*What this task involves*
In the data below, how many lines include the string "label"? Give only the number.

*Website and app data records*
━━━━━━━━━━━━━━━━━━━━━━━━━━━━━━

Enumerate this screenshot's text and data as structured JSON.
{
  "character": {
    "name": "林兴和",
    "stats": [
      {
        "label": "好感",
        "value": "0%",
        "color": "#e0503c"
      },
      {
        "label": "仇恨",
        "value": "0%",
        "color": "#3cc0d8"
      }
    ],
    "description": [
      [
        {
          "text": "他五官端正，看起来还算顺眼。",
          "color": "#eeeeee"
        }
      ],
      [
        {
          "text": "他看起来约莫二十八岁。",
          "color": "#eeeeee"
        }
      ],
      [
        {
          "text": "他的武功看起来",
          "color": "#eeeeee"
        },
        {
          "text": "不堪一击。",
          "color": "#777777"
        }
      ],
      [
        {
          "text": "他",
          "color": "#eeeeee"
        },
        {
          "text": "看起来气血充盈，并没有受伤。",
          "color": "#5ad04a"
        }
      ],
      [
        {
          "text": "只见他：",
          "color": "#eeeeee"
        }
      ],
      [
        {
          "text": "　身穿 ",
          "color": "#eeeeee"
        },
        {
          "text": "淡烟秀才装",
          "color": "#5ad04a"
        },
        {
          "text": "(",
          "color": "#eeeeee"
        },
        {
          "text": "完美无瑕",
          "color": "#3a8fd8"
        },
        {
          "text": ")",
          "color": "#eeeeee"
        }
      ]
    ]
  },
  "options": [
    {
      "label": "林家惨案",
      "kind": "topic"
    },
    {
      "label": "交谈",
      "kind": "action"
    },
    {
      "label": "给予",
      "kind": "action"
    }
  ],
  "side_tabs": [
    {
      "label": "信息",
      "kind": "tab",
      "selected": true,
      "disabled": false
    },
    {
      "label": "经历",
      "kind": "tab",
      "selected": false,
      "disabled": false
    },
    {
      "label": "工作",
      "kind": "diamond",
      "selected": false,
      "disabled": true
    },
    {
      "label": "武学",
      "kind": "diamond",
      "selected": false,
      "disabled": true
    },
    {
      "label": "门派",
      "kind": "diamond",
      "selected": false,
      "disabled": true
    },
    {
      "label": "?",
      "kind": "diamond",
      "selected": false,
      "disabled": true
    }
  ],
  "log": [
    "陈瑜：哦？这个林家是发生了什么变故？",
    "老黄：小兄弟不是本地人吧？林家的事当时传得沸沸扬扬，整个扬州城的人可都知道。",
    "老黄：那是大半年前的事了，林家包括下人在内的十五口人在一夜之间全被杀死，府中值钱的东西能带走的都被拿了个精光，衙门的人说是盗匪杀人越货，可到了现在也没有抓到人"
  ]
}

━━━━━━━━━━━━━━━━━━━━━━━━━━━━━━

*Answer*
11